One was the tendency to stereotype people in terms of their race and ethnicity by making sweeping generalisations.
We were quick to pass judgment on an entire community based on the behaviour of one or two people.
For instance, because people like Penny Sparrow and Vicki Momberg said racist things in public, many assumed all whites are bigots.
A crooked Indian businessman gets caught with his fingers in the cookie jar and an entire community acquires an unfair reputation.
Three black youngsters are prime suspects in a horrific murder and robbery case in a posh suburb and people shut their doors at the sight of any black man approaching.

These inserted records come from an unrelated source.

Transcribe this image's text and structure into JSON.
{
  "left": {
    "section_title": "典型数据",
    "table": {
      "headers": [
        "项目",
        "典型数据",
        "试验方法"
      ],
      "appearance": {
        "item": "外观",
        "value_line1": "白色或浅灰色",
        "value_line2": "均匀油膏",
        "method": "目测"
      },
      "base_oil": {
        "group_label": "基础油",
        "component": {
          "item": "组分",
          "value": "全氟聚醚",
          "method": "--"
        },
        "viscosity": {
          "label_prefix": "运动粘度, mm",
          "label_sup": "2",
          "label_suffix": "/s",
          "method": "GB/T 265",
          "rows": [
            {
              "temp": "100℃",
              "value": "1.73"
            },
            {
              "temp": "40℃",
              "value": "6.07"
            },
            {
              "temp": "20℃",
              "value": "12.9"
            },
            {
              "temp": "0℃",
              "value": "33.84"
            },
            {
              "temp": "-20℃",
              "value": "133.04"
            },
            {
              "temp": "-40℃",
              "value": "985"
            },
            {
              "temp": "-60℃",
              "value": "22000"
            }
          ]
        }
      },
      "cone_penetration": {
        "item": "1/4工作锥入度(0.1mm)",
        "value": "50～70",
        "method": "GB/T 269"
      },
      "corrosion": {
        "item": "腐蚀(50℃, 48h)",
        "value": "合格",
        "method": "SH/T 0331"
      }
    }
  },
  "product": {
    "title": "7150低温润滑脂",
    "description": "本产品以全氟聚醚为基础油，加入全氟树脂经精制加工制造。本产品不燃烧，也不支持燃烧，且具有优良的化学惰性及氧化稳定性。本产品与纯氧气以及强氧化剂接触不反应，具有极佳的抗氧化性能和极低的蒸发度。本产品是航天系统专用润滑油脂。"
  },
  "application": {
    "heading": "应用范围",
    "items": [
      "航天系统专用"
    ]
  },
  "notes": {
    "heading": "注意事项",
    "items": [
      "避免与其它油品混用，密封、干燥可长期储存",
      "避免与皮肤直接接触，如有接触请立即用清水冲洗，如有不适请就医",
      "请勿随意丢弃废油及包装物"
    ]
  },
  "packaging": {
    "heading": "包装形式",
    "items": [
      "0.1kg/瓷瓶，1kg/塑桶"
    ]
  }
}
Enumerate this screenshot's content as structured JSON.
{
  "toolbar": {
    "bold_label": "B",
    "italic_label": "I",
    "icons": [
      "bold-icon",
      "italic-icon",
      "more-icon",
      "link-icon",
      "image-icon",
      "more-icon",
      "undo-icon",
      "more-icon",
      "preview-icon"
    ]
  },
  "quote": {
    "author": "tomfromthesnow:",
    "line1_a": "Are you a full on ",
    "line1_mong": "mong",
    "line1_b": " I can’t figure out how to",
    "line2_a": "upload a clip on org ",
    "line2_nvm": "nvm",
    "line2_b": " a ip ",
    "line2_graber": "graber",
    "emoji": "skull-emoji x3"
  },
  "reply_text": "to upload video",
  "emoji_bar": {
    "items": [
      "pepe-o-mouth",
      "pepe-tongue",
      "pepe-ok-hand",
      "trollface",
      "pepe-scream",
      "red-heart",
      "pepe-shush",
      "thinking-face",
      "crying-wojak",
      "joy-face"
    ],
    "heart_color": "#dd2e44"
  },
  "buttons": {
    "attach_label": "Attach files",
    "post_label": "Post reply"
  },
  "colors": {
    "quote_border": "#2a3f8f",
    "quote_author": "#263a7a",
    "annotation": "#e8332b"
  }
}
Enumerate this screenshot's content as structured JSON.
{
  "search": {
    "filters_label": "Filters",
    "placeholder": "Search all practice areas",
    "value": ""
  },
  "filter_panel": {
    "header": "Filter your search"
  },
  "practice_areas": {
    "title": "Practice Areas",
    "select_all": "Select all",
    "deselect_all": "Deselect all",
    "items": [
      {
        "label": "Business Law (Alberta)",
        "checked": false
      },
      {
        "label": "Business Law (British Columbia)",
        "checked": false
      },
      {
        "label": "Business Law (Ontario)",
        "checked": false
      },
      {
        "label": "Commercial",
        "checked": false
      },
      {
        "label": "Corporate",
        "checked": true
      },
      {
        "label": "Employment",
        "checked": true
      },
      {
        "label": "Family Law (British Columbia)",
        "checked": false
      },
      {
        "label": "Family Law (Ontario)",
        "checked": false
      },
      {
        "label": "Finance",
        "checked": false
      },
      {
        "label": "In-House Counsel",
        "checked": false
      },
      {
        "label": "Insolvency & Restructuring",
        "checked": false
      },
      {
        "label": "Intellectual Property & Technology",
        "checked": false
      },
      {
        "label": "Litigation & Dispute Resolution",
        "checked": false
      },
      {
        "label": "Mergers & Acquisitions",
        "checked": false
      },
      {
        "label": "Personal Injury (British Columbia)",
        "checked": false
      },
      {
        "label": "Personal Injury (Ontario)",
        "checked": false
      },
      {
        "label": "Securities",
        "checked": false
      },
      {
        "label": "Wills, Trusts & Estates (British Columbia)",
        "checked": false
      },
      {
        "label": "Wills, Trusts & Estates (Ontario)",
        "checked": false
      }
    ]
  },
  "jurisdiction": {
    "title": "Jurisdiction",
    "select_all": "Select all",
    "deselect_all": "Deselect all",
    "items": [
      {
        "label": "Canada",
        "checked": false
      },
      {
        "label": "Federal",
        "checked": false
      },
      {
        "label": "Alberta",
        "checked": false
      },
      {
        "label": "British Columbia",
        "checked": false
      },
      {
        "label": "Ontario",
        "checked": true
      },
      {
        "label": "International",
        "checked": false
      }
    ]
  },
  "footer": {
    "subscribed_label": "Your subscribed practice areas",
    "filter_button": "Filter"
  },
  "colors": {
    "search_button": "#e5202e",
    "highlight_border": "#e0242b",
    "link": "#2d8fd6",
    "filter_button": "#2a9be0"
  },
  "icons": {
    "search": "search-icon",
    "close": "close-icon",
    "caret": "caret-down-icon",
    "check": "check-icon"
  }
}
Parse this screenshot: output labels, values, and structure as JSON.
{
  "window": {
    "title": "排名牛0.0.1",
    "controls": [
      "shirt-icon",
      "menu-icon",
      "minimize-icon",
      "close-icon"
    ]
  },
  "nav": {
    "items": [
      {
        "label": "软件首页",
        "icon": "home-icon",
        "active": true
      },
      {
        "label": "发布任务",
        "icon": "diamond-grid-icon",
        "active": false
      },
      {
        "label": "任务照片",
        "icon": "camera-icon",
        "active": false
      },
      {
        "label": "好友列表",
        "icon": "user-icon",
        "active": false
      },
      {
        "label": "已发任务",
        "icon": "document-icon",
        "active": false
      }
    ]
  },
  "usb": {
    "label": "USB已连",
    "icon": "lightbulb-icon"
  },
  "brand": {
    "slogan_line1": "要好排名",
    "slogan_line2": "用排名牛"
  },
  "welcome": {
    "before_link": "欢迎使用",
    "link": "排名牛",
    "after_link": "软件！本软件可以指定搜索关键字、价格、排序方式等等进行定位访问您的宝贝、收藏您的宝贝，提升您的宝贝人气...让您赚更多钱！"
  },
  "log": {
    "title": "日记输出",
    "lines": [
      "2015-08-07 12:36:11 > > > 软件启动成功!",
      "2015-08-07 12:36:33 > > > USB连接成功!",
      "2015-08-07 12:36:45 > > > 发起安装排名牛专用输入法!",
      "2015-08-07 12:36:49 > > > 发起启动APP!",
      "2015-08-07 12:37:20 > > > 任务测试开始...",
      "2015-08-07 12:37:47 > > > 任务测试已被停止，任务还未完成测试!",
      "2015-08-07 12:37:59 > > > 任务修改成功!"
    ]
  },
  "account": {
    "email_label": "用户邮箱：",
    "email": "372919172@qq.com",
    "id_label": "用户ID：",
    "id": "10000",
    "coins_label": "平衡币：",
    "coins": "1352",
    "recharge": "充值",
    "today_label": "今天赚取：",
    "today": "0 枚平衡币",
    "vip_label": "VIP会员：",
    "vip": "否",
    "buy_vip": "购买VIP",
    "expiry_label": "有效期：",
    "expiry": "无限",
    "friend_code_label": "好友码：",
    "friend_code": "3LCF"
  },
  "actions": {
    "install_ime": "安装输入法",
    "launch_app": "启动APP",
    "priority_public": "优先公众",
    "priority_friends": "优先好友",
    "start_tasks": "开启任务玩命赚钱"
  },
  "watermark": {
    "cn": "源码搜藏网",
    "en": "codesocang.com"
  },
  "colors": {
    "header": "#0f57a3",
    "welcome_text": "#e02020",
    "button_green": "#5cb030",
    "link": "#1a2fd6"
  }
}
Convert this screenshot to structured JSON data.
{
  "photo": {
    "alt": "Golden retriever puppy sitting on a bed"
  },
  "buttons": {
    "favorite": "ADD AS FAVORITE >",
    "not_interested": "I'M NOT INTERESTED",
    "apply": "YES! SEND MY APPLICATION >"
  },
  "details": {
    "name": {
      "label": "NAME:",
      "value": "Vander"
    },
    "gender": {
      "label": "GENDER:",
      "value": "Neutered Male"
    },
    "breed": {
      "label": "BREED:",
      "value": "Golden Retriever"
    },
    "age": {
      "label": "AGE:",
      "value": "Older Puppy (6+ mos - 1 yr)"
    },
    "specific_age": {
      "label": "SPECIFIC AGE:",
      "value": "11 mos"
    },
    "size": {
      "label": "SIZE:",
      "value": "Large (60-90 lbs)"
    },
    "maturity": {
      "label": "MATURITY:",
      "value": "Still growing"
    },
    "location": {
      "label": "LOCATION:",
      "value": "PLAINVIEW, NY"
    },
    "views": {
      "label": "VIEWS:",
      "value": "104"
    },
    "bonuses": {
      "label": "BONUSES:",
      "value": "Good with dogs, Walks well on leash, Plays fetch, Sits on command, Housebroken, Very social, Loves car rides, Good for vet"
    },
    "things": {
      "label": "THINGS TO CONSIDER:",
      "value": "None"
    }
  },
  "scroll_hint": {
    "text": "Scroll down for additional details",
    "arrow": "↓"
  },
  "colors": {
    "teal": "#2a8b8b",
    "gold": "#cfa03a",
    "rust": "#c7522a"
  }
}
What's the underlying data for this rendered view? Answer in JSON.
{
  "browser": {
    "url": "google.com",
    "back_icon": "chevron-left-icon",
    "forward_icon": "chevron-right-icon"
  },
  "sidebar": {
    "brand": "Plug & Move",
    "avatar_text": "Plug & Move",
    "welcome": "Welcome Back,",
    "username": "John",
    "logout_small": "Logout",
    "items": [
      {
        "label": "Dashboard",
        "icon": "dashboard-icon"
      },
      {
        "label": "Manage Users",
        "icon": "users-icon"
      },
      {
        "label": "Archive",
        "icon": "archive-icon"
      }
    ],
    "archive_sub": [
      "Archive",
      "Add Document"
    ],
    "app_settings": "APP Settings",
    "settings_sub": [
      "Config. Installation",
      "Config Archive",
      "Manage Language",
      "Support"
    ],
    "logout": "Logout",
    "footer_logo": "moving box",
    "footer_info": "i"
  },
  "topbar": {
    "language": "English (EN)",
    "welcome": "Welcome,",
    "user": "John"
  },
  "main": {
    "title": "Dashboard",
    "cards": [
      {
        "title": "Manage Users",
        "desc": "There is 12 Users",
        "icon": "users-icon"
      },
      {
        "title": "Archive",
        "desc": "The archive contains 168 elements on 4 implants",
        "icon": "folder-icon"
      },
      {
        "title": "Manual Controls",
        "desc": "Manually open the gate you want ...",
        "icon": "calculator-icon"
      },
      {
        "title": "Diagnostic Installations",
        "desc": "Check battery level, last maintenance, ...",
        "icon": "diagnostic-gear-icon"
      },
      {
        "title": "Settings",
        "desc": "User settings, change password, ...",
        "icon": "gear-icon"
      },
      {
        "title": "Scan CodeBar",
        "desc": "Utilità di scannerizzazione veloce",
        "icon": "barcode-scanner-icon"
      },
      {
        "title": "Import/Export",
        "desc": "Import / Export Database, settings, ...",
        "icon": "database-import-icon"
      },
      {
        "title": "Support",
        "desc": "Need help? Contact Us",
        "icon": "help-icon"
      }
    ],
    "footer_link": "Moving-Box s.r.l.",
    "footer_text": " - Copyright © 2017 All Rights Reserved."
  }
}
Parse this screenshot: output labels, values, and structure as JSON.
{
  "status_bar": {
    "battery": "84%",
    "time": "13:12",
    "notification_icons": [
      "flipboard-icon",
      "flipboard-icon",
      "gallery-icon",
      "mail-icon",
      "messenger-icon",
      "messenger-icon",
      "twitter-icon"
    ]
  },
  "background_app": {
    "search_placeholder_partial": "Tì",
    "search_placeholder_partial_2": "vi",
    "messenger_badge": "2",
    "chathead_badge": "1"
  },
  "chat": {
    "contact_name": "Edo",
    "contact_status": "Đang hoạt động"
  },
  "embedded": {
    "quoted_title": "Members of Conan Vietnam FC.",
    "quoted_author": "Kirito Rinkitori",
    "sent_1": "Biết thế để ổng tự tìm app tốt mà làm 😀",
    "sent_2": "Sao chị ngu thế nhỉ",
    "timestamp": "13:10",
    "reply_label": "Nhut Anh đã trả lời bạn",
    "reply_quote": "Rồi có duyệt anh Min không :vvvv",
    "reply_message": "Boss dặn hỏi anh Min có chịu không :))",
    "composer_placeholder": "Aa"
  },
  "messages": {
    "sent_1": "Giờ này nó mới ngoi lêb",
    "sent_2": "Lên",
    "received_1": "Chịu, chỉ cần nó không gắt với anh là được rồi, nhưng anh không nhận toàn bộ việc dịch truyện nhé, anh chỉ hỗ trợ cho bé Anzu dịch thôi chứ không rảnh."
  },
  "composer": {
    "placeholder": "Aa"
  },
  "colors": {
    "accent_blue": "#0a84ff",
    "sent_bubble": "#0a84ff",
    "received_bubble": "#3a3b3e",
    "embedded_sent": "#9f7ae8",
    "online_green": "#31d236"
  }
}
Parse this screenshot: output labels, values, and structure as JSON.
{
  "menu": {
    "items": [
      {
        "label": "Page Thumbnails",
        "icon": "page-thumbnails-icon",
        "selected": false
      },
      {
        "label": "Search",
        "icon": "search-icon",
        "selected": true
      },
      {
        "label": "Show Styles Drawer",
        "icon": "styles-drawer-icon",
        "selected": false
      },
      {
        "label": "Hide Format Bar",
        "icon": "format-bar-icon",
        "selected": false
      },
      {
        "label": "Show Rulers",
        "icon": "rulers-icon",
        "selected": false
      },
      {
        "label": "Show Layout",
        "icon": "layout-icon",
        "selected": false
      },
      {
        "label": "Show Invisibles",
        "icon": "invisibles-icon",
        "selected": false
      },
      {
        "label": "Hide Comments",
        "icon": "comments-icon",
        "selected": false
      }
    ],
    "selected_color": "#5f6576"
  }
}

Which brings me to the real-life and tragic story of Mollie Tibbetts, a bubbly 20-year-old student in Iowa in the US, who disappeared on July 18 while jogging near her home.
After a month-long search, her body was found and police arrested Cristhian Bahena Rivera.
It was a murder that shocked the nation, but just as tragic was the reaction to news that Rivera turns out to be an undocumented immigrant from Mexico.
In minutes, US President Donald Trump and other Republican politicians pounced on Mollie Tibbetts’s killing, politicising the tragedy by demanding a wall be built to keep out the “illegal aliens”, and implicitly blaming Democrats (who support open borders) for Tibbetts’s death.
A deeply grieving Tibbetts sr would have been forgiven for ignoring this blatant politicisation of his daughter’s killing but his reaction is a lesson for all South Africans.
He told Americans his stepdaughter “whom Mollie loved so dearly” also happens to be of Latino origin. So too are Mollie’s nephews and his grandchildren.
“That means I am Hispanic. I am African. I am Asian. I am European. My blood runs from every corner of the Earth because I am American.
“As an American, I have one tenet: to respect every citizen of the world and actively engage in the ongoing pursuit to form a more perfect union.”
In his mind, to knowingly foment discord among races is a disgrace to the American flag.
“It incites fear in innocent communities and lends legitimacy to the darkest, most hate-filled corners of the American soul. It is the opposite of leadership. It is the opposite of humanity. It is heartless. It is despicable. It is shameful.”
His plea to the American people was: “Let’s turn towards each other with all the compassion we gave Mollie. Let’s listen, not shout. Let’s build bridges, not walls. Let’s celebrate our diversity rather than argue over our differences. I can tell you, when you’ve lost your best friend, differences are petty and meaningless.”
We salute you, Mr Tibbetts!